**The problem**
What lines below contain the string "Нравится"? List them all.

****

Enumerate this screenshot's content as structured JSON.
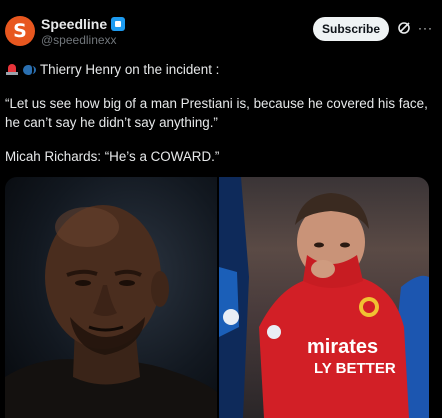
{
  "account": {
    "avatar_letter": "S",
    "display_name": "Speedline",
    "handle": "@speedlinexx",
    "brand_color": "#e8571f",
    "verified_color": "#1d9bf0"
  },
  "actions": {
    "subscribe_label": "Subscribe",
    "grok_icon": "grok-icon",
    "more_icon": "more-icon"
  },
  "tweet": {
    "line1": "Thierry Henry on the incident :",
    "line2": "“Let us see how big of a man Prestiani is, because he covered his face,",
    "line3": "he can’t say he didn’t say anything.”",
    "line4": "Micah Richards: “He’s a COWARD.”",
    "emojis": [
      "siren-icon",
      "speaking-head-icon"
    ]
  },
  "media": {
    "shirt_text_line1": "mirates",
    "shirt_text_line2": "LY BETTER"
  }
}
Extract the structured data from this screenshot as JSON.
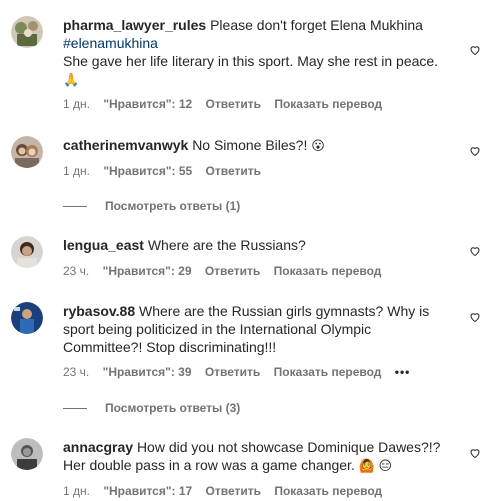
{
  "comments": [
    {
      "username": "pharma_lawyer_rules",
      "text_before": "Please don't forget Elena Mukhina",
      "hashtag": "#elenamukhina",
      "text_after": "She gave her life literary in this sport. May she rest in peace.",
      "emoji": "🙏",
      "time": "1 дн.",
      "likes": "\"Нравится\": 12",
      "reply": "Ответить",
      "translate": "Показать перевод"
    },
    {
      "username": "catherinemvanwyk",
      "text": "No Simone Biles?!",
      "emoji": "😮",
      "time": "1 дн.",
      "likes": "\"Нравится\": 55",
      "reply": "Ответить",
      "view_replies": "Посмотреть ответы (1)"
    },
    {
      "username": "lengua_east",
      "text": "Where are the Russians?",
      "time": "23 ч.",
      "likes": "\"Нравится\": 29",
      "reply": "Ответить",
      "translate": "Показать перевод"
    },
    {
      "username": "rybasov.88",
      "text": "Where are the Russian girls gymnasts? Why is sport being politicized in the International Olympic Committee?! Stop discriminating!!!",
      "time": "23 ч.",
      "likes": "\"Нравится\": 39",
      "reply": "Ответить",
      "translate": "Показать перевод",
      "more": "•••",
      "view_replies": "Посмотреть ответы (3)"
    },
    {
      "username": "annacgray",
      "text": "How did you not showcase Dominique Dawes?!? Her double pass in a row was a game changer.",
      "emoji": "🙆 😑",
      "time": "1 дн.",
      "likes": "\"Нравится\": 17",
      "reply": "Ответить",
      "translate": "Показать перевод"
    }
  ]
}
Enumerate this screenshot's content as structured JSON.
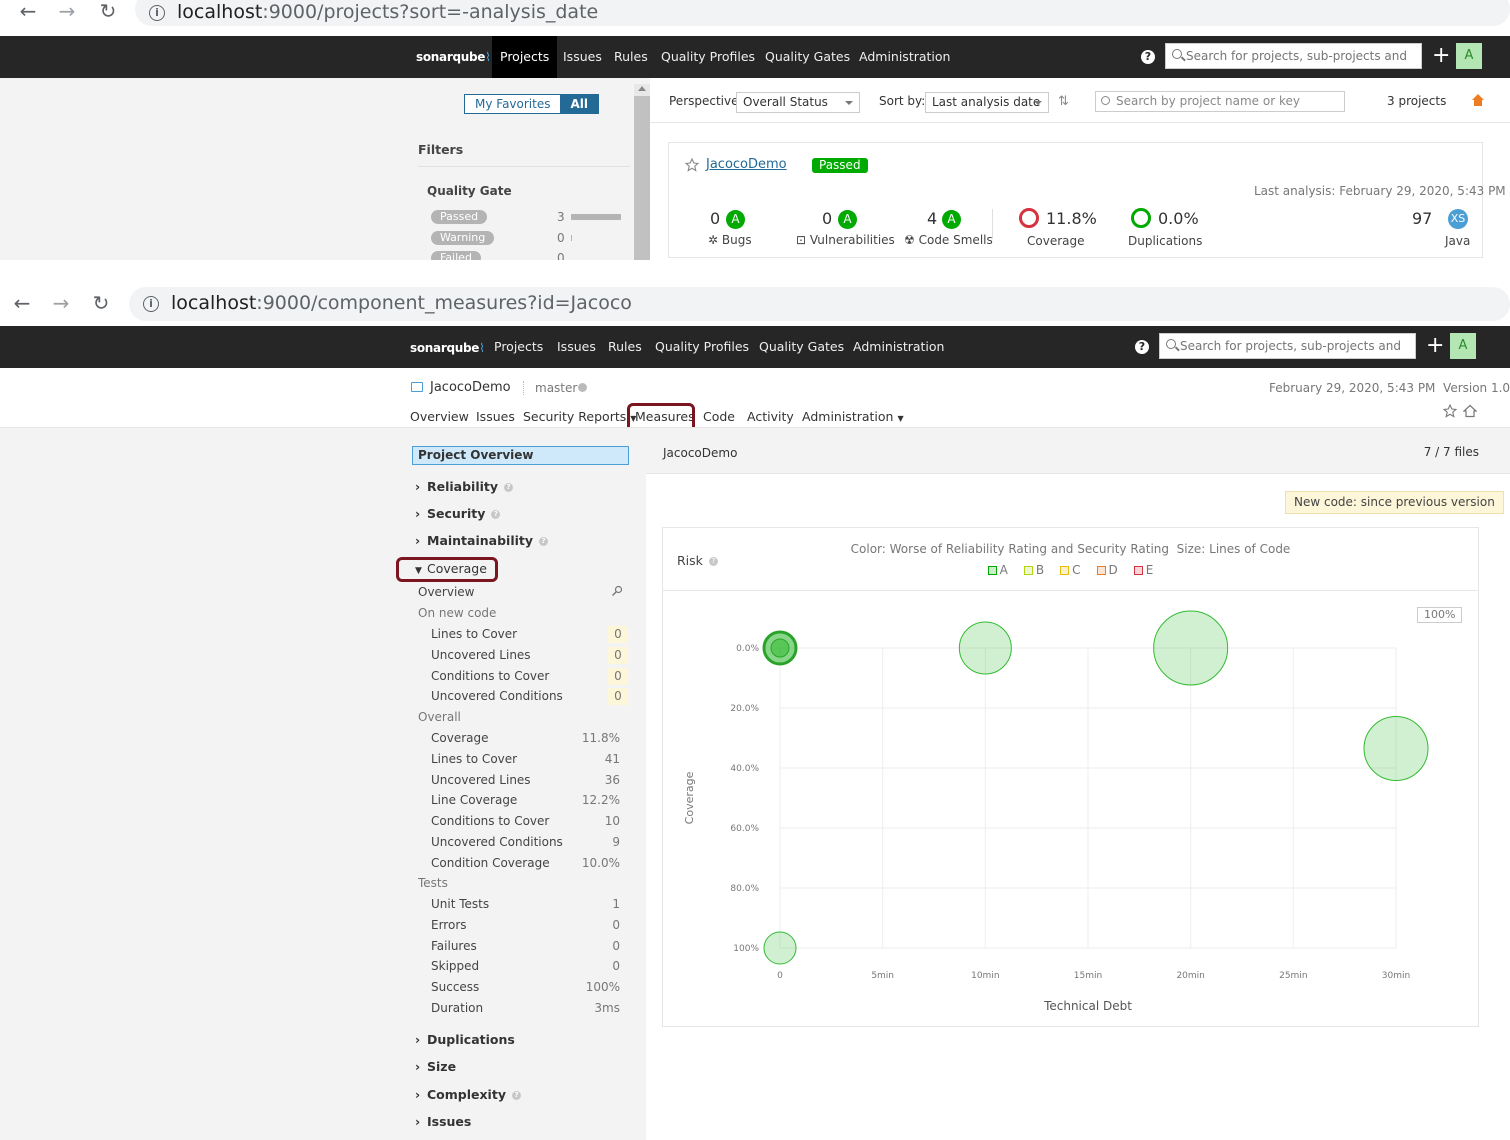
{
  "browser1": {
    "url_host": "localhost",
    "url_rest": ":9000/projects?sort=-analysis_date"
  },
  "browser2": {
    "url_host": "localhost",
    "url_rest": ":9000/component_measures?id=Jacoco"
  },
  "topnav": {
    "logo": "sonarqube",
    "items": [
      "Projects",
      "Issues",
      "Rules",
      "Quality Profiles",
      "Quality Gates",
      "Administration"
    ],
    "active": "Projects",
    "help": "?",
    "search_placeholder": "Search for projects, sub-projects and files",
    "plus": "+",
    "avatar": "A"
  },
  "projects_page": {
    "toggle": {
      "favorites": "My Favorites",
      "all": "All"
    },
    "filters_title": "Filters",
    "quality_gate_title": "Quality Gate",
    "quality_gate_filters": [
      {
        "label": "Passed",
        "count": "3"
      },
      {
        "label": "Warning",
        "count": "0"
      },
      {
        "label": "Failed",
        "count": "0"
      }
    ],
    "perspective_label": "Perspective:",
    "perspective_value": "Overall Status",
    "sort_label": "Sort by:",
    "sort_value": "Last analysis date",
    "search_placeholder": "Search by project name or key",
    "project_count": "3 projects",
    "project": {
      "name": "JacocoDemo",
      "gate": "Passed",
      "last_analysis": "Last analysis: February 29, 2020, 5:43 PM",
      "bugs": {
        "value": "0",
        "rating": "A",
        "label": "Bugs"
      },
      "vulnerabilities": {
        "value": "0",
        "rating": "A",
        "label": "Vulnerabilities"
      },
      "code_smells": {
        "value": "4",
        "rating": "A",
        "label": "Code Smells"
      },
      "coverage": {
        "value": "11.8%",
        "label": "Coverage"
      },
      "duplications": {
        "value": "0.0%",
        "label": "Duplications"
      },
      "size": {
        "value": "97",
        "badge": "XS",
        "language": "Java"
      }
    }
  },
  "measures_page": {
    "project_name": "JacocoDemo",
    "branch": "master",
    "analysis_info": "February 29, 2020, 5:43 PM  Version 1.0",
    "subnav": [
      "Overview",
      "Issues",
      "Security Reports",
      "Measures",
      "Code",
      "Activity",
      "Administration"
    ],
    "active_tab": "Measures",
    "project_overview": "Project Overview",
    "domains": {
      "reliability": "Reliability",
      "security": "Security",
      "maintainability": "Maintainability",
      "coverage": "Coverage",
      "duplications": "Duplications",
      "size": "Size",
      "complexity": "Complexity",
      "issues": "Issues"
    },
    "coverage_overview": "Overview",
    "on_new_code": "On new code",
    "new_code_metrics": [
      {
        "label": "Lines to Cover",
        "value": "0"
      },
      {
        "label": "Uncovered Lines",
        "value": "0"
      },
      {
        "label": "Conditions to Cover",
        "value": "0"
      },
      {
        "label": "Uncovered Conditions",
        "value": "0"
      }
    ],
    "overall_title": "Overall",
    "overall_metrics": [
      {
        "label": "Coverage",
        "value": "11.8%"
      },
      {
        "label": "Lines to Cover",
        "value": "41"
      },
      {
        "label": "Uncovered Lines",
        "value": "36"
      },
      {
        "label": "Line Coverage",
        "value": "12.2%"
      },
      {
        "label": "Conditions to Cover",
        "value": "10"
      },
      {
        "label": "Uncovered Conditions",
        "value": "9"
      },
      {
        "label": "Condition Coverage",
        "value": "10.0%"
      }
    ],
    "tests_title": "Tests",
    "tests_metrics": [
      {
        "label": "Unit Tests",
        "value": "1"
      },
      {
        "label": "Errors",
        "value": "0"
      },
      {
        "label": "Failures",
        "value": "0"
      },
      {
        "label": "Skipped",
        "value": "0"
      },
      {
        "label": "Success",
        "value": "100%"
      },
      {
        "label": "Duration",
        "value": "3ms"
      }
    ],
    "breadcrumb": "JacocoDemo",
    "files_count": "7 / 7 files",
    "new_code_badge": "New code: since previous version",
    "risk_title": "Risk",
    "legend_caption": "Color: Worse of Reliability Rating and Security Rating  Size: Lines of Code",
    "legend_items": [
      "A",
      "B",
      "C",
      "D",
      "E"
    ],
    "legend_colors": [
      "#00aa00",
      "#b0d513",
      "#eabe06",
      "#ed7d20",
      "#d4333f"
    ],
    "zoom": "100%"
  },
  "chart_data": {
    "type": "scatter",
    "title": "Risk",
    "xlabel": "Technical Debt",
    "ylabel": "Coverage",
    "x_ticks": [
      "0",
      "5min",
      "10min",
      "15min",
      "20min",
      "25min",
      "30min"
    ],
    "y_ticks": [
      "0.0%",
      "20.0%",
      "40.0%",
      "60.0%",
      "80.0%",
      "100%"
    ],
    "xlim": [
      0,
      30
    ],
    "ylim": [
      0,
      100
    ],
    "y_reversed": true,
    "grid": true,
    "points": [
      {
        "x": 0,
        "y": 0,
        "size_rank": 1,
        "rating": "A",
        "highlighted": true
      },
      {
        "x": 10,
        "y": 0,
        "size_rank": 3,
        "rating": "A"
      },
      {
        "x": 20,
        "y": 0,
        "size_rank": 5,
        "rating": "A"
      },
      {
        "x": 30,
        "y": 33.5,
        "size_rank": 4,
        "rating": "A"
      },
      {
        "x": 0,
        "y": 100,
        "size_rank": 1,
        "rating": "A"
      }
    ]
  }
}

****

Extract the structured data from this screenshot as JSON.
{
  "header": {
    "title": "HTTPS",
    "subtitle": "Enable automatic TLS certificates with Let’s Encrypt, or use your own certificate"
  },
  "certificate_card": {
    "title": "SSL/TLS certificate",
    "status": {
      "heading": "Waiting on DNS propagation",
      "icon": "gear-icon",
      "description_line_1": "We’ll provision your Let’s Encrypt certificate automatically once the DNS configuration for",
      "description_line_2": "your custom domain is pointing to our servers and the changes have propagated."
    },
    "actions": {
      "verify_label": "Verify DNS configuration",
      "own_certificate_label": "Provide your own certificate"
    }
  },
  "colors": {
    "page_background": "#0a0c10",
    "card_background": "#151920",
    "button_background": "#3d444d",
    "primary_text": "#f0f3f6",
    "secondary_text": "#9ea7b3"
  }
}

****

**Exercise solution**
      "likes": "\"Нравится\": 12",
      "likes": "\"Нравится\": 55",
      "likes": "\"Нравится\": 29",
      "likes": "\"Нравится\": 39",
      "likes": "\"Нравится\": 17",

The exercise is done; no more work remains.